<<<<

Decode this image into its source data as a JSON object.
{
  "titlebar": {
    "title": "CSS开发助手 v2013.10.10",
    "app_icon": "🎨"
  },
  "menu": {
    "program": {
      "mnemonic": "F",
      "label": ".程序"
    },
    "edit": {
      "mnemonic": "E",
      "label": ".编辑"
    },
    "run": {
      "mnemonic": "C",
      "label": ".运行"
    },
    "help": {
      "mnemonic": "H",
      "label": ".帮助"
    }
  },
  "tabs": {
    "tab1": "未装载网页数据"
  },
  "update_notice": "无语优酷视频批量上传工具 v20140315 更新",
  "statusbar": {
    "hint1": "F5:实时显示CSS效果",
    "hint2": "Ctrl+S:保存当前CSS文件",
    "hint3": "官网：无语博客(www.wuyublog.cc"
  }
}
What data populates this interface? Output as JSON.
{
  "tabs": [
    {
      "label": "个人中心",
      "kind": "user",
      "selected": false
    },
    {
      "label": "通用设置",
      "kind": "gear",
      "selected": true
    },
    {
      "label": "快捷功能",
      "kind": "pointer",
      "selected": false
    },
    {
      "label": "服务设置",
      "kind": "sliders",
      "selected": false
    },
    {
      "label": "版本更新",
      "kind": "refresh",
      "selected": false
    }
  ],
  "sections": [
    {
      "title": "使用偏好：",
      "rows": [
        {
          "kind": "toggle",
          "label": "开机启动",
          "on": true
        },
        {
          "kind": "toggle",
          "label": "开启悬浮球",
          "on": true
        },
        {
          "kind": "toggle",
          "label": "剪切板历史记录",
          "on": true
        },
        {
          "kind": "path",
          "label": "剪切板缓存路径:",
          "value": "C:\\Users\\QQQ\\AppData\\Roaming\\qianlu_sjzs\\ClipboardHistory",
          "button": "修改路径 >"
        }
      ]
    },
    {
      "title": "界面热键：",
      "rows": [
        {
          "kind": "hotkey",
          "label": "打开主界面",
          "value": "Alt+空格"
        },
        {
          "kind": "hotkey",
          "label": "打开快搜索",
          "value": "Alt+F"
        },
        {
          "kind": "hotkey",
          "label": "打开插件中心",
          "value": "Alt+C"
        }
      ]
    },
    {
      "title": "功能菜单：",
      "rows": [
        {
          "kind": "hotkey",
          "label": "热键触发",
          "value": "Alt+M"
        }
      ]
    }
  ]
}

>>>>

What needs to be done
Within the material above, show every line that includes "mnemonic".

Completed task
      "mnemonic": "F",
      "mnemonic": "E",
      "mnemonic": "C",
      "mnemonic": "H",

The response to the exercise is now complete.